Supplied data -
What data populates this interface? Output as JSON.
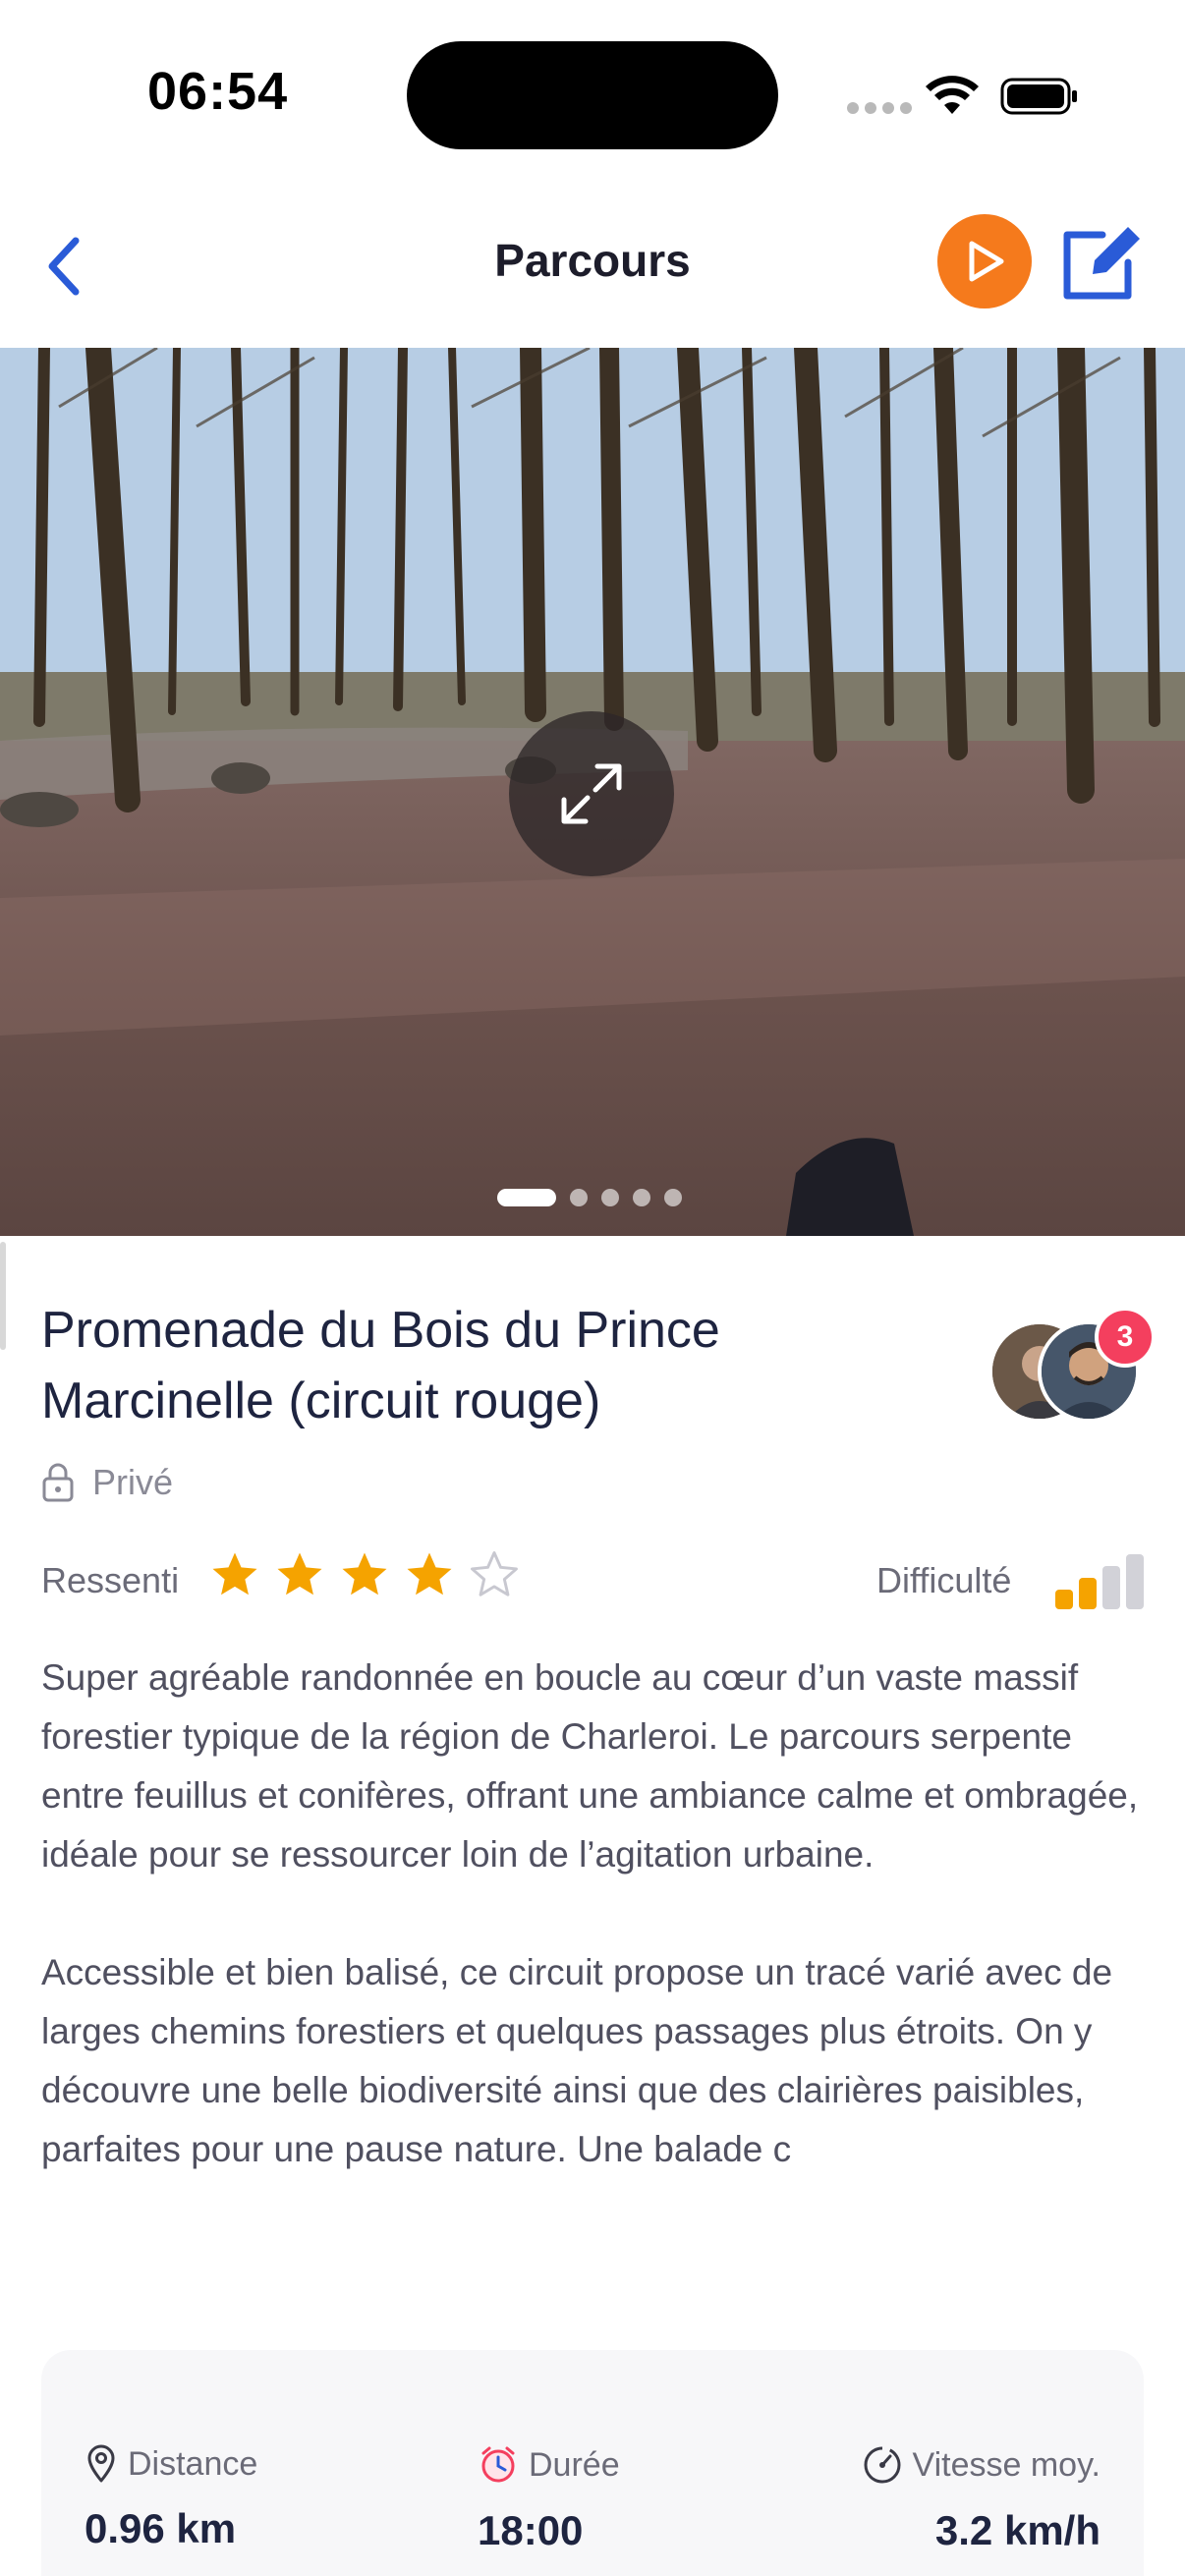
{
  "status_bar": {
    "time": "06:54"
  },
  "nav": {
    "title": "Parcours",
    "back_icon": "chevron-left-icon",
    "play_icon": "play-icon",
    "edit_icon": "edit-icon"
  },
  "hero": {
    "expand_icon": "expand-icon",
    "page_count": 5,
    "current_page": 1
  },
  "route": {
    "title": "Promenade du Bois du Prince Marcinelle (circuit rouge)",
    "participants_badge": "3",
    "privacy_label": "Privé",
    "rating_label": "Ressenti",
    "rating": 4,
    "rating_max": 5,
    "difficulty_label": "Difficulté",
    "difficulty_level": 2,
    "difficulty_max": 4,
    "description_p1": "Super agréable randonnée en boucle au cœur d’un vaste massif forestier typique de la région de Charleroi. Le parcours serpente entre feuillus et conifères, offrant une ambiance calme et ombragée, idéale pour se ressourcer loin de l’agitation urbaine.",
    "description_p2": "Accessible et bien balisé, ce circuit propose un tracé varié avec de larges chemins forestiers et quelques passages plus étroits. On y découvre une belle biodiversité ainsi que des clairières paisibles, parfaites pour une pause nature. Une balade c"
  },
  "stats": {
    "distance_label": "Distance",
    "distance_value": "0.96 km",
    "duration_label": "Durée",
    "duration_value": "18:00",
    "speed_label": "Vitesse moy.",
    "speed_value": "3.2 km/h"
  },
  "colors": {
    "accent_orange": "#f57a1c",
    "accent_blue": "#2a5bd7",
    "star_gold": "#f5a300",
    "badge_red": "#f43f5e",
    "title_dark": "#1e2440"
  }
}
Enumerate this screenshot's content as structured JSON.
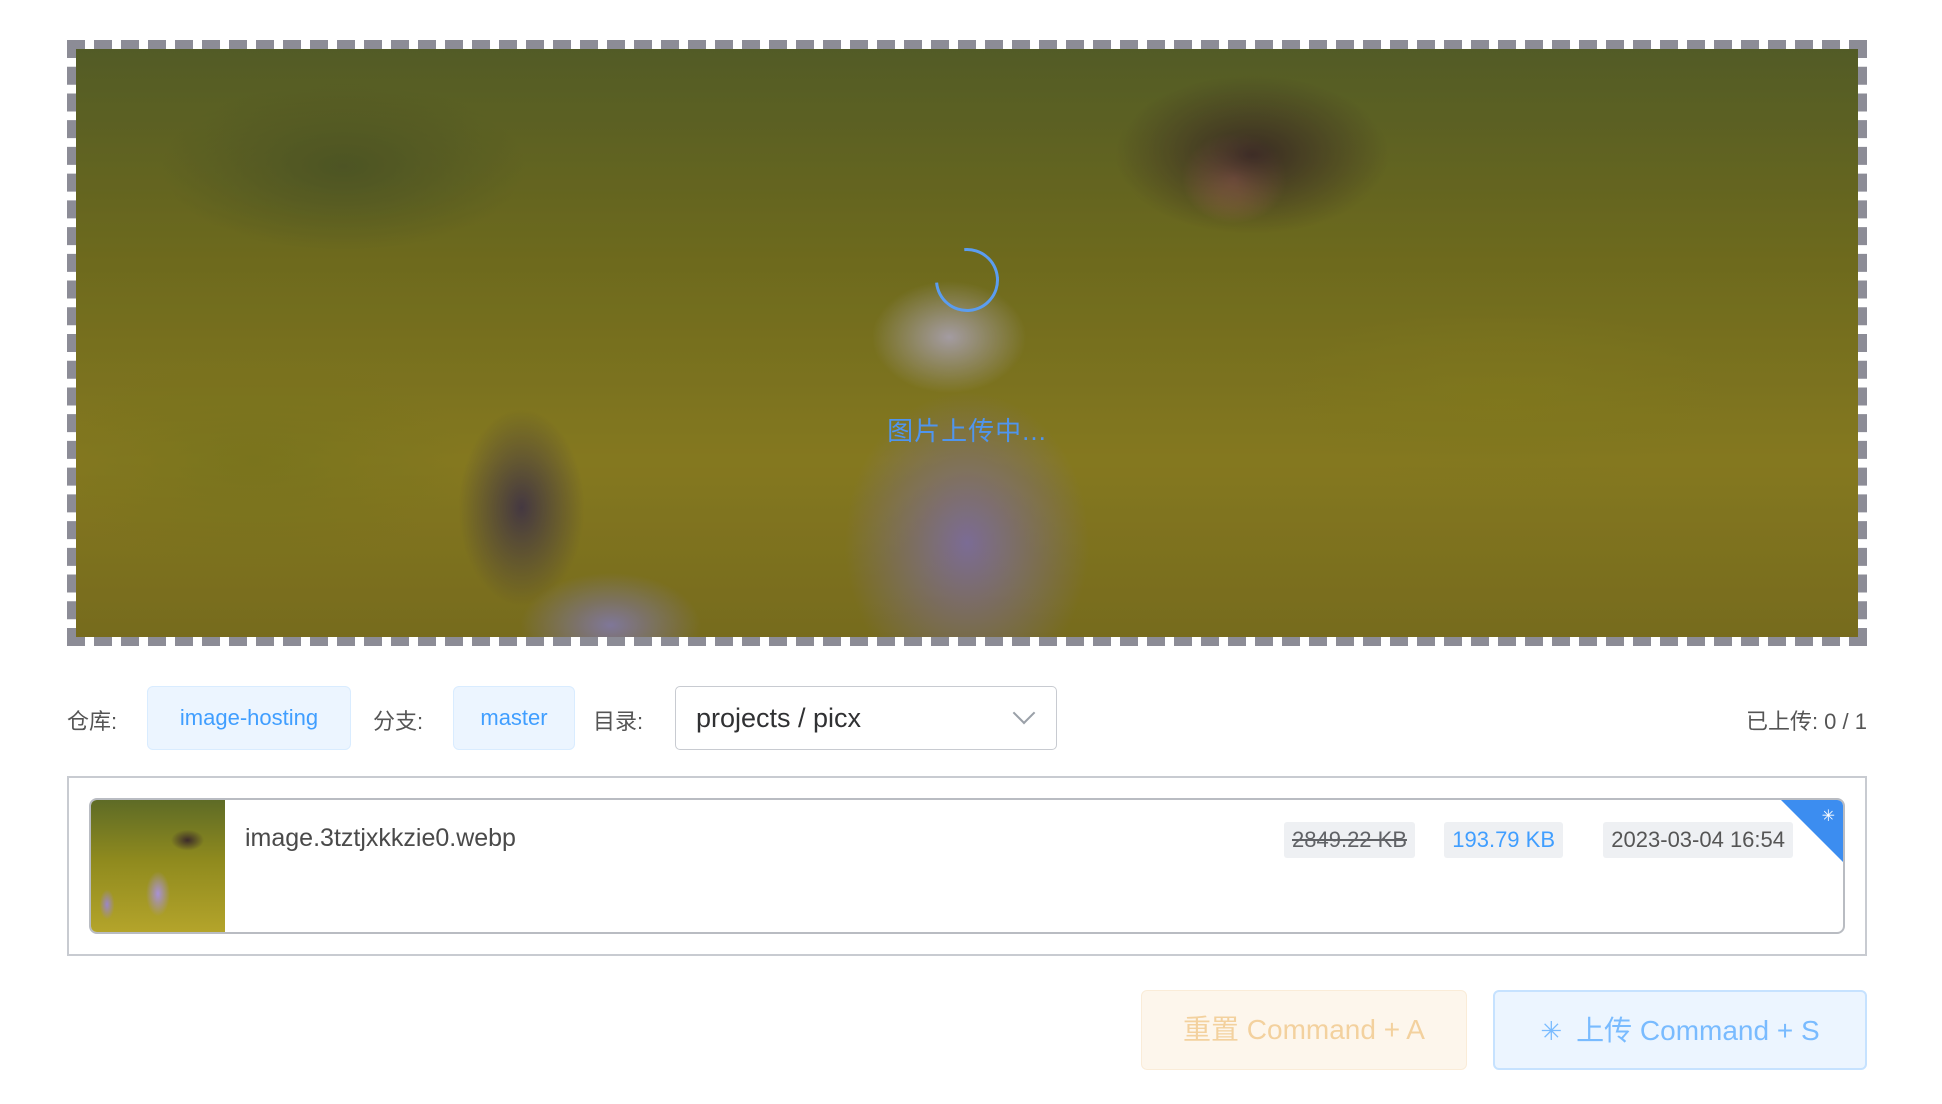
{
  "upload_area": {
    "loading_text": "图片上传中..."
  },
  "config": {
    "repo_label": "仓库:",
    "repo_value": "image-hosting",
    "branch_label": "分支:",
    "branch_value": "master",
    "dir_label": "目录:",
    "dir_value": "projects / picx",
    "uploaded_info": "已上传: 0 / 1"
  },
  "file_list": {
    "items": [
      {
        "name": "image.3tztjxkkzie0.webp",
        "original_size": "2849.22 KB",
        "compressed_size": "193.79 KB",
        "date": "2023-03-04 16:54",
        "status_icon": "loading-icon"
      }
    ]
  },
  "actions": {
    "reset_label": "重置 Command + A",
    "upload_label": "上传 Command + S",
    "upload_icon": "loading-icon"
  },
  "colors": {
    "accent": "#409eff",
    "warning_light": "#fdf6ec",
    "badge": "#3c8df0"
  }
}
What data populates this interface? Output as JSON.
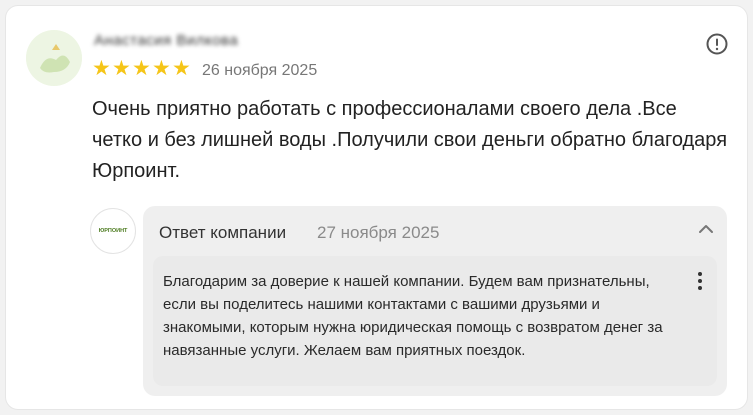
{
  "review": {
    "author_name": "Анастасия Вилкова",
    "rating": 5,
    "stars": [
      "★",
      "★",
      "★",
      "★",
      "★"
    ],
    "date": "26 ноября 2025",
    "text": "Очень приятно работать с профессионалами своего дела .Все четко и без лишней воды .Получили свои деньги обратно благодаря Юрпоинт.",
    "report_icon": "alert-circle-icon"
  },
  "company_reply": {
    "logo_text": "ЮРПОИНТ",
    "title": "Ответ компании",
    "date": "27 ноября 2025",
    "collapse_icon": "chevron-up-icon",
    "more_icon": "more-vertical-icon",
    "text": "Благодарим за доверие к нашей компании. Будем вам признательны, если вы поделитесь нашими контактами с вашими друзьями и знакомыми, которым нужна юридическая помощь с возвратом денег за навязанные услуги. Желаем вам приятных поездок."
  },
  "colors": {
    "star": "#f5c518",
    "reply_background": "#efefef",
    "brand_green": "#4b7a1e"
  }
}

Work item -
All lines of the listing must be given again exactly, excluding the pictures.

Answer for this exercise -
What data populates this interface? Output as JSON.
{
  "status_bar": {
    "time": "06:54"
  },
  "nav": {
    "title": "Parcours",
    "back_icon": "chevron-left-icon",
    "play_icon": "play-icon",
    "edit_icon": "edit-icon"
  },
  "hero": {
    "expand_icon": "expand-icon",
    "page_count": 5,
    "current_page": 1
  },
  "route": {
    "title": "Promenade du Bois du Prince Marcinelle (circuit rouge)",
    "participants_badge": "3",
    "privacy_label": "Privé",
    "rating_label": "Ressenti",
    "rating": 4,
    "rating_max": 5,
    "difficulty_label": "Difficulté",
    "difficulty_level": 2,
    "difficulty_max": 4,
    "description_p1": "Super agréable randonnée en boucle au cœur d’un vaste massif forestier typique de la région de Charleroi. Le parcours serpente entre feuillus et conifères, offrant une ambiance calme et ombragée, idéale pour se ressourcer loin de l’agitation urbaine.",
    "description_p2": "Accessible et bien balisé, ce circuit propose un tracé varié avec de larges chemins forestiers et quelques passages plus étroits. On y découvre une belle biodiversité ainsi que des clairières paisibles, parfaites pour une pause nature. Une balade c"
  },
  "stats": {
    "distance_label": "Distance",
    "distance_value": "0.96 km",
    "duration_label": "Durée",
    "duration_value": "18:00",
    "speed_label": "Vitesse moy.",
    "speed_value": "3.2 km/h"
  },
  "colors": {
    "accent_orange": "#f57a1c",
    "accent_blue": "#2a5bd7",
    "star_gold": "#f5a300",
    "badge_red": "#f43f5e",
    "title_dark": "#1e2440"
  }
}
Enumerate this screenshot's content as structured JSON.
{
  "upload_area": {
    "loading_text": "图片上传中..."
  },
  "config": {
    "repo_label": "仓库:",
    "repo_value": "image-hosting",
    "branch_label": "分支:",
    "branch_value": "master",
    "dir_label": "目录:",
    "dir_value": "projects / picx",
    "uploaded_info": "已上传: 0 / 1"
  },
  "file_list": {
    "items": [
      {
        "name": "image.3tztjxkkzie0.webp",
        "original_size": "2849.22 KB",
        "compressed_size": "193.79 KB",
        "date": "2023-03-04 16:54",
        "status_icon": "loading-icon"
      }
    ]
  },
  "actions": {
    "reset_label": "重置 Command + A",
    "upload_label": "上传 Command + S",
    "upload_icon": "loading-icon"
  },
  "colors": {
    "accent": "#409eff",
    "warning_light": "#fdf6ec",
    "badge": "#3c8df0"
  }
}
What data populates this interface? Output as JSON.
{
  "review": {
    "author_name": "Анастасия Вилкова",
    "rating": 5,
    "stars": [
      "★",
      "★",
      "★",
      "★",
      "★"
    ],
    "date": "26 ноября 2025",
    "text": "Очень приятно работать с профессионалами своего дела .Все четко и без лишней воды .Получили свои деньги обратно благодаря Юрпоинт.",
    "report_icon": "alert-circle-icon"
  },
  "company_reply": {
    "logo_text": "ЮРПОИНТ",
    "title": "Ответ компании",
    "date": "27 ноября 2025",
    "collapse_icon": "chevron-up-icon",
    "more_icon": "more-vertical-icon",
    "text": "Благодарим за доверие к нашей компании. Будем вам признательны, если вы поделитесь нашими контактами с вашими друзьями и знакомыми, которым нужна юридическая помощь с возвратом денег за навязанные услуги. Желаем вам приятных поездок."
  },
  "colors": {
    "star": "#f5c518",
    "reply_background": "#efefef",
    "brand_green": "#4b7a1e"
  }
}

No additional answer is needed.